Records drawn from a dataset:
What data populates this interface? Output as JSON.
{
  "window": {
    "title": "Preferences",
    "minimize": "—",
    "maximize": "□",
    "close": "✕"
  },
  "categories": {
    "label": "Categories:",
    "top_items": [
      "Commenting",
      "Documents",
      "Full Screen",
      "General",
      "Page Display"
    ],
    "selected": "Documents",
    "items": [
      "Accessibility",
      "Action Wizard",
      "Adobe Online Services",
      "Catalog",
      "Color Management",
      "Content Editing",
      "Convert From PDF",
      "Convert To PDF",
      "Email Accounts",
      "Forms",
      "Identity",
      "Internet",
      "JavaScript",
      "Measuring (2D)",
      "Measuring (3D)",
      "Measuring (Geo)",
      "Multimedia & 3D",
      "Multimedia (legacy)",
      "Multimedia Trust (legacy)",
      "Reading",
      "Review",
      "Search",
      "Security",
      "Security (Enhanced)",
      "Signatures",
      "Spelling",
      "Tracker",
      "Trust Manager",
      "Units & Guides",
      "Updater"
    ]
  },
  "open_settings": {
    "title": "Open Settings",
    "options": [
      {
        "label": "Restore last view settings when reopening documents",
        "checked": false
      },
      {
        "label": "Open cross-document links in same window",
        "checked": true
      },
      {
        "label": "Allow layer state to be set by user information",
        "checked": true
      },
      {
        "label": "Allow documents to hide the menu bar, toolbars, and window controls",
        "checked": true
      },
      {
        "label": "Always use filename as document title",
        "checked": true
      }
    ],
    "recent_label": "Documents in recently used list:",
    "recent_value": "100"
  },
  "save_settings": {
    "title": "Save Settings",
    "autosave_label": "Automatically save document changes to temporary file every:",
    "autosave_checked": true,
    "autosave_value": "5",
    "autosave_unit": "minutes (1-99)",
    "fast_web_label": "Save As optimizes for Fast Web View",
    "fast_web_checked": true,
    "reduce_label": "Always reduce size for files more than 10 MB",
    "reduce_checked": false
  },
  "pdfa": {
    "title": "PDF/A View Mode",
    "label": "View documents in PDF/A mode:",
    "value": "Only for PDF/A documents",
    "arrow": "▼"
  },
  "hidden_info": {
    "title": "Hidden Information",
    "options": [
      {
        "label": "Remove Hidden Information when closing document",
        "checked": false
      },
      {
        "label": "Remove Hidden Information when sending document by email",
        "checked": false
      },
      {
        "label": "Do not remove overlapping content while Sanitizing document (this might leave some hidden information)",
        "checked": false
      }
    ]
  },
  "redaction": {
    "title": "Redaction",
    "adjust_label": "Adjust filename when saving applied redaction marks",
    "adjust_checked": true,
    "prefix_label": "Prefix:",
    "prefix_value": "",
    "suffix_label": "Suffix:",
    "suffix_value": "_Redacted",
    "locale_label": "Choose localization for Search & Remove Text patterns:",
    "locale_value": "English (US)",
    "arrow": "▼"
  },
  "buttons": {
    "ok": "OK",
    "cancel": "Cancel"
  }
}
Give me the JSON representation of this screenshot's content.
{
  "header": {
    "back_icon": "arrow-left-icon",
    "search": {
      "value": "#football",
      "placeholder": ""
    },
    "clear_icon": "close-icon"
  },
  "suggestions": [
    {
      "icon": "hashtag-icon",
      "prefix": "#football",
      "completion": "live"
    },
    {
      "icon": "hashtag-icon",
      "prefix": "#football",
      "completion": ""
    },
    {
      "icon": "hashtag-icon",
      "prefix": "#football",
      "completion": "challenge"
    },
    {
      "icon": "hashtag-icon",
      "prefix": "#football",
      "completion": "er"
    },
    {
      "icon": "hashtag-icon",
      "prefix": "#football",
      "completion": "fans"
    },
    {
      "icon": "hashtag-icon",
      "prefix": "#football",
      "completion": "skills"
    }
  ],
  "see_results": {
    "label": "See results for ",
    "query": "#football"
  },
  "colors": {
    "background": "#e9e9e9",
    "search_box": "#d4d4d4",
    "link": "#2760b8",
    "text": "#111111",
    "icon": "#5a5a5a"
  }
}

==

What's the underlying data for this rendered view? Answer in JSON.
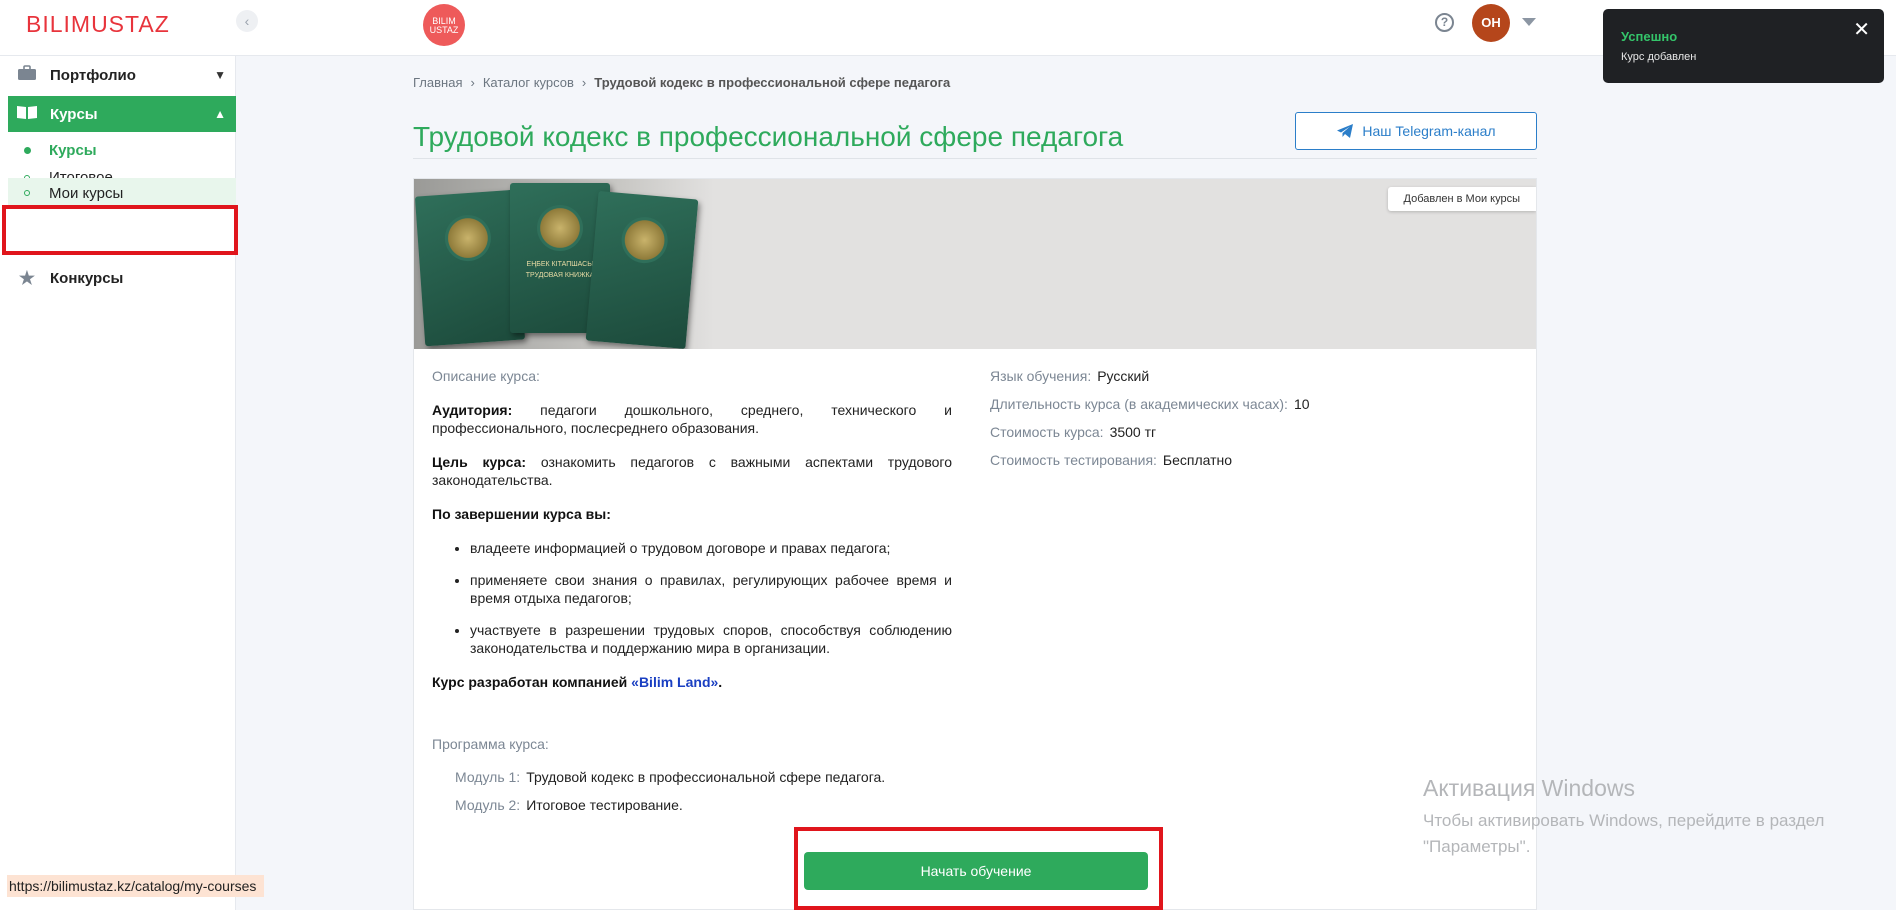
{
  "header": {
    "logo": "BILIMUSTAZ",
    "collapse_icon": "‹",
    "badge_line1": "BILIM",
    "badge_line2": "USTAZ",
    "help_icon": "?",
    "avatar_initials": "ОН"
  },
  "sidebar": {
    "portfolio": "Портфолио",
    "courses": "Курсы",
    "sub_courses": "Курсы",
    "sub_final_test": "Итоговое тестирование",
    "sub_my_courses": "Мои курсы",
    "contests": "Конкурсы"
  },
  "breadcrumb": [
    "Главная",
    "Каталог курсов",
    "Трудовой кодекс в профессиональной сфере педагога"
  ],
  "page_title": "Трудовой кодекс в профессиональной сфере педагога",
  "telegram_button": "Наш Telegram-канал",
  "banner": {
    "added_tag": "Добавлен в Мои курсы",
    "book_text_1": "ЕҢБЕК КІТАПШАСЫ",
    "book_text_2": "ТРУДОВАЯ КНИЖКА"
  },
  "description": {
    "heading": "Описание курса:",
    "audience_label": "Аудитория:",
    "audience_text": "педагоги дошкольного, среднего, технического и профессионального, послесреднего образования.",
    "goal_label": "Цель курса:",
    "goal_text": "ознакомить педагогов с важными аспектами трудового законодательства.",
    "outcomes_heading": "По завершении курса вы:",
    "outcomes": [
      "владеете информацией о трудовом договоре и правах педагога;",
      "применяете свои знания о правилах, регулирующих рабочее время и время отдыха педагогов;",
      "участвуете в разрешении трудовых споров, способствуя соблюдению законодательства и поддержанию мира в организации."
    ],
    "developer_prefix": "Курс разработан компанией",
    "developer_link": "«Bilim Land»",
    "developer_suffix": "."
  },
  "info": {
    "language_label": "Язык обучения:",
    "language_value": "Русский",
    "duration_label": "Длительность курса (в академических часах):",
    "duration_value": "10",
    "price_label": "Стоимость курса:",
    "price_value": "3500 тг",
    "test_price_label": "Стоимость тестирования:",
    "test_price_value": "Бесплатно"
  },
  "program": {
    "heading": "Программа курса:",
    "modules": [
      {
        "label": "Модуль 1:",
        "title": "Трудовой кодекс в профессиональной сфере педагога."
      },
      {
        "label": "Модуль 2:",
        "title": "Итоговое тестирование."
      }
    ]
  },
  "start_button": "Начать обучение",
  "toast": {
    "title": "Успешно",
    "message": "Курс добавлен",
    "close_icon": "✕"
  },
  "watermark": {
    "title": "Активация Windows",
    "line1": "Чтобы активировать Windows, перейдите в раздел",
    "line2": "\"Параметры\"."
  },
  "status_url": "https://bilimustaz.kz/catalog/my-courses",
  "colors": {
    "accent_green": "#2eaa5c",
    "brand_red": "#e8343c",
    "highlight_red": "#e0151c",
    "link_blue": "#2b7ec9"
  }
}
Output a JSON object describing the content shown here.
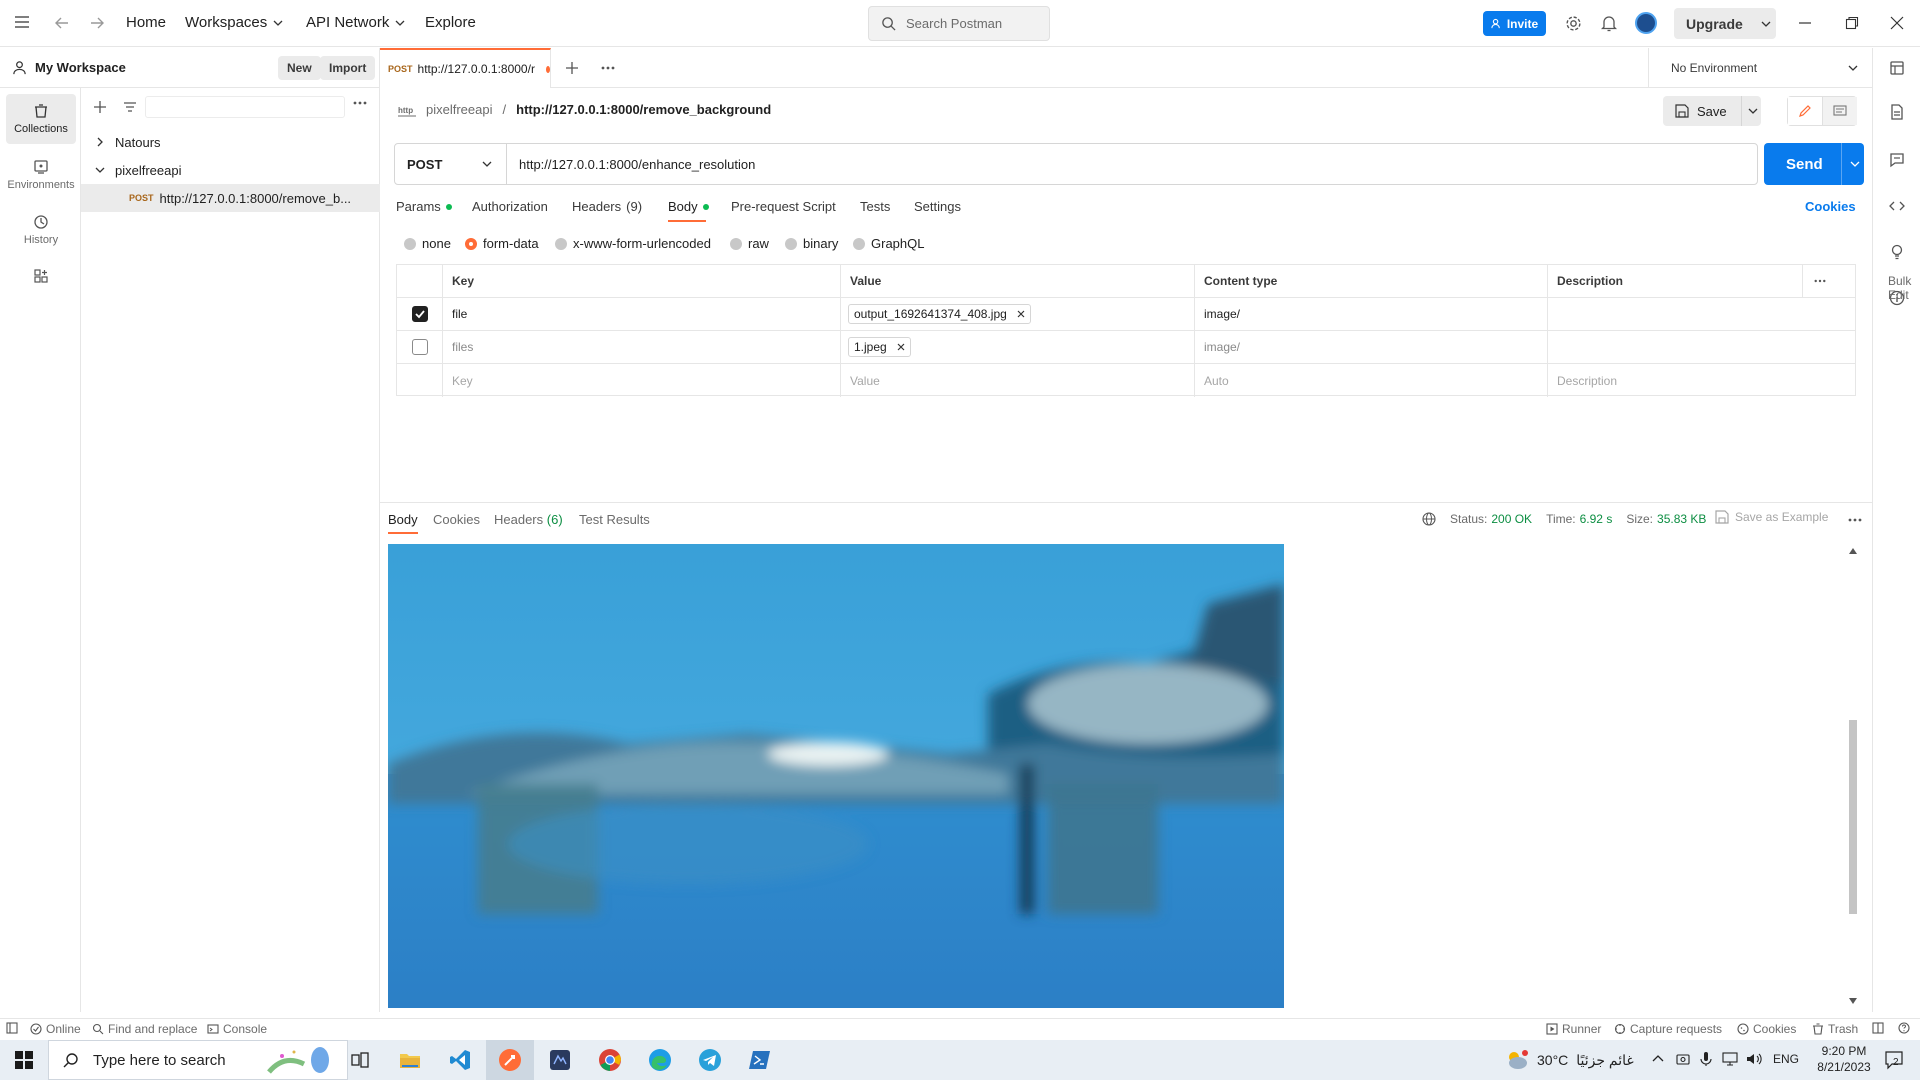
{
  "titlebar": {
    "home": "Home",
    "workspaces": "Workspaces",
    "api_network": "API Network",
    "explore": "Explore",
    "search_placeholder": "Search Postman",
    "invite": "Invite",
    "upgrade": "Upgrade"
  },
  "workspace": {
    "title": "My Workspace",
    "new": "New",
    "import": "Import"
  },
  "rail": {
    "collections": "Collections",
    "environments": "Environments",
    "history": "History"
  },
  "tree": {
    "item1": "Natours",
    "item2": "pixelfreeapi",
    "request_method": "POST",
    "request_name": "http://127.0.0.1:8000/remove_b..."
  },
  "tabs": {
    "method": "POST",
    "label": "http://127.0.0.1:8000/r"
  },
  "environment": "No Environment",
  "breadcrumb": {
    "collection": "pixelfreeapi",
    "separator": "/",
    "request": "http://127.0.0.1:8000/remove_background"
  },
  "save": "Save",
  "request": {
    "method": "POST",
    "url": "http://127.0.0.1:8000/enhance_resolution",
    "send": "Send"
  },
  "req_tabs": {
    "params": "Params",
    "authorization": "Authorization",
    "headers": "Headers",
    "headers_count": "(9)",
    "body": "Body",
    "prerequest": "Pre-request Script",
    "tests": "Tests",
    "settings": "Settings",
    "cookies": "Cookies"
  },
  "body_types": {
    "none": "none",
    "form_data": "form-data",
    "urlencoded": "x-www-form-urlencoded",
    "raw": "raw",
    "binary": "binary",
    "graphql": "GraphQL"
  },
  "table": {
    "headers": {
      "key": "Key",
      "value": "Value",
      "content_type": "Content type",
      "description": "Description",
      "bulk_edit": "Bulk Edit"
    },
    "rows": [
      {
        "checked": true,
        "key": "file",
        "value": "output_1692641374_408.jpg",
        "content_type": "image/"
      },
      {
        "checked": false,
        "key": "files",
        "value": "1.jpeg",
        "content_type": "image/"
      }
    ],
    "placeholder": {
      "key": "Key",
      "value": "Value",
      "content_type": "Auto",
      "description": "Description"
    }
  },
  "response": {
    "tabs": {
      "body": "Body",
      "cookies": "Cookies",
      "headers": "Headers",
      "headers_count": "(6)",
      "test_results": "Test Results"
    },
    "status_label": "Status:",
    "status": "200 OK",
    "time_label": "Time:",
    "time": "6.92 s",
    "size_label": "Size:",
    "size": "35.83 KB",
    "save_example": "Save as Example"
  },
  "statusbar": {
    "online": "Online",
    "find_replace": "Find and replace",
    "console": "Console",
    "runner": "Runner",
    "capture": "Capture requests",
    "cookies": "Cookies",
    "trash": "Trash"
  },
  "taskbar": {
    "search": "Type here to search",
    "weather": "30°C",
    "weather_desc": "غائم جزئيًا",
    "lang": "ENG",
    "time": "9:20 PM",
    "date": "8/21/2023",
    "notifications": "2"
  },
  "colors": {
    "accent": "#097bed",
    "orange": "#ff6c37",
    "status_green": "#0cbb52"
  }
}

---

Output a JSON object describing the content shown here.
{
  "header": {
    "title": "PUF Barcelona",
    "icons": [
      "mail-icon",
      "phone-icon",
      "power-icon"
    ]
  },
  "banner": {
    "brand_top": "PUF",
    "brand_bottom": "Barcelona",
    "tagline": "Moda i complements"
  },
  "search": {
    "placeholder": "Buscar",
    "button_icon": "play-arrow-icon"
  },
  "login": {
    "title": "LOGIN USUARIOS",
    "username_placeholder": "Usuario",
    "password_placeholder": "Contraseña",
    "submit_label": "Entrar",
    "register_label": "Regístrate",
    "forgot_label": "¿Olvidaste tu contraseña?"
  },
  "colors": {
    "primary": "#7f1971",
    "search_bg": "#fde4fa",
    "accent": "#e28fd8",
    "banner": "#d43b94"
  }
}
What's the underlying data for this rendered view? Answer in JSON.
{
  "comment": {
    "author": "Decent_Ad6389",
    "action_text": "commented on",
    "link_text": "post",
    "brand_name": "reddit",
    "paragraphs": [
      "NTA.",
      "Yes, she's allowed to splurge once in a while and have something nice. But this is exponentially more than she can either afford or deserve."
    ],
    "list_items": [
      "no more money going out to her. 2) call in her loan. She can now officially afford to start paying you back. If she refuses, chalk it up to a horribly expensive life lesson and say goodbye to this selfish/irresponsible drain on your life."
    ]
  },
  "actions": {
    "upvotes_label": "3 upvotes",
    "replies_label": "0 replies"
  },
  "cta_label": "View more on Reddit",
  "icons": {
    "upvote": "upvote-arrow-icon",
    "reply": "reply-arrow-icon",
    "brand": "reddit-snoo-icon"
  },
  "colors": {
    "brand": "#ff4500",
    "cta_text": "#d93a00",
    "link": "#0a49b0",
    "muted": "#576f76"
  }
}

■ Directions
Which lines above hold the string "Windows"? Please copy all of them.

■ The answer
    "title": "Активация Windows",
    "line1": "Чтобы активировать Windows, перейдите в раздел",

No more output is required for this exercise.